Last week, the first preparations for the next Krita release started with the creation of the first Krita 2.9 beta release: Krita 2.9 Beta 1. This means that we’ve stopped adding new features to the codebase, and are now focusing on making Krita 2.9 as stable as possible.
We’ve come a long way since March, when we released Krita 2.8! Thanks to the enthusiastic support of many, many users, here and on kickstarter, Krita 2.9 has a huge set of cool new features, improvements and refinements.
GCompris has joined the KDE incubator. GCompris is the high quality educational software suite comprising numerous activities for children aged 2 to 10, and well known by parents and teachers all over the world.
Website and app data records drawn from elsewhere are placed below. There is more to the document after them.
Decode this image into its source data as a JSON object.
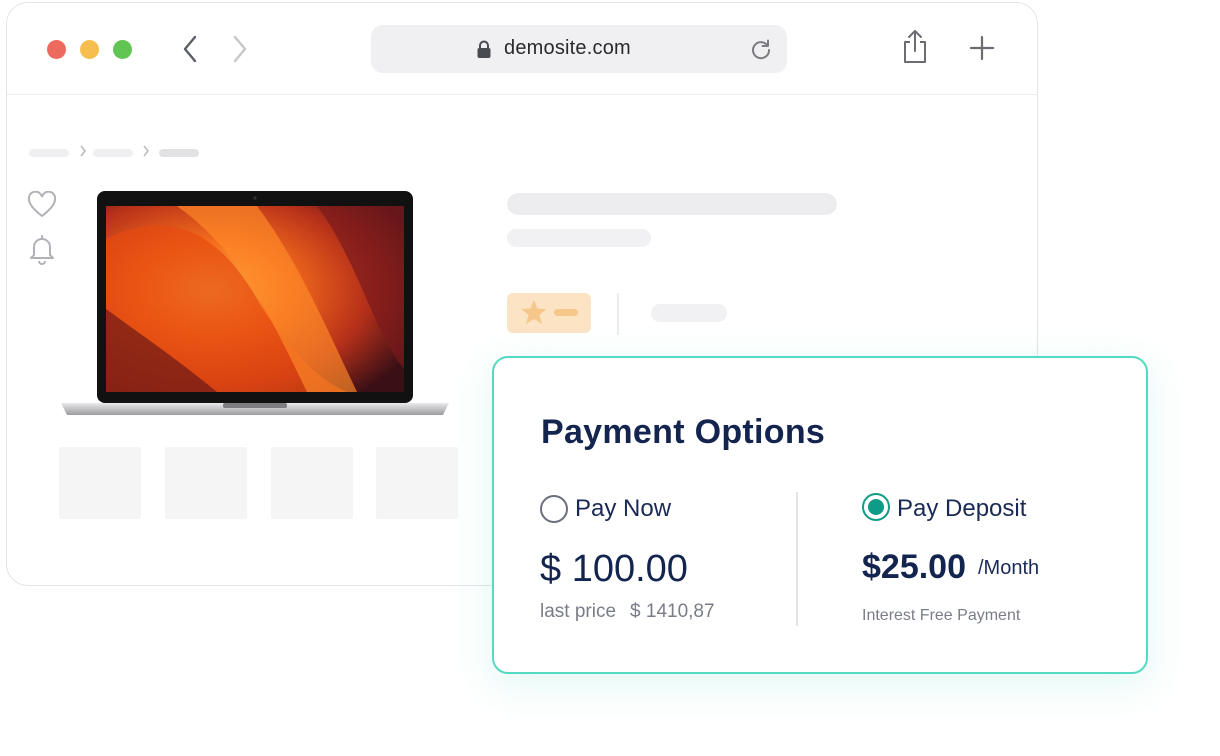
{
  "browser": {
    "url": "demosite.com",
    "icons": [
      "close-dot",
      "minimize-dot",
      "maximize-dot",
      "back-icon",
      "forward-icon",
      "lock-icon",
      "reload-icon",
      "share-icon",
      "plus-icon"
    ]
  },
  "product": {
    "side_icons": [
      "heart-icon",
      "bell-icon"
    ],
    "image": "laptop",
    "rating_accent": "#fbe3c4"
  },
  "payment": {
    "title": "Payment Options",
    "pay_now": {
      "label": "Pay Now",
      "selected": false,
      "price": "$ 100.00",
      "last_price_label": "last price",
      "last_price_value": "$ 1410,87"
    },
    "pay_deposit": {
      "label": "Pay Deposit",
      "selected": true,
      "amount": "$25.00",
      "unit": "/Month",
      "note": "Interest Free Payment"
    },
    "colors": {
      "accent": "#0f9c86",
      "border": "#54d9c2",
      "heading": "#13244f"
    }
  }
}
GCompris was started in 2000 by Bruno Coudoin as a Free Software project. Originally written in GTK+, the project developers decided in early 2014 to make a radical change and rewrite it in Qt Quick. The main motivation is the ability of the Qt platform to address the desktop and the tablet market from a single code base.
I am happy to announce that Qt 5.4 has been released today and is available for download from qt.io. Together with Qt 5.4, we have also released Qt Creator 3.3 and an update to Qt for device creation on embedded Linux and embedded Android.
But let’s start with Qt 5.4. One of the main focus areas of this Qt release has been around Web technologies and we have a lot of cool new things to offer there.
The end is nigh. The end is upon us. We are, of course, talking about the end of the calendar year, and this means voting for the best of the best. In a few days, we will have the grand Dedoimedo best distro contest, but before we do that, let’s do a more specific vote. Namely, let’s elect the finest KDE distro of the current year.
KDE 4 had its pillars. As the community disintegrated they fell to the wayside.
The KDE community continues to produce excellent technology. In particular, Plasma 5 is shaping up very nicely (although it is still not quite “there” enough for me to use it as my main desktop yet). But, inevitably, the fractured nature of the community will reflect in the user experience and, at that point, one of our killer features (being “the integrated experience”) will be gone.
So I’m left wondering, what are the pillars of KDE now? What are the “things” we, as a community, can all get behind and say “these are the things that underpin the KDE experience”.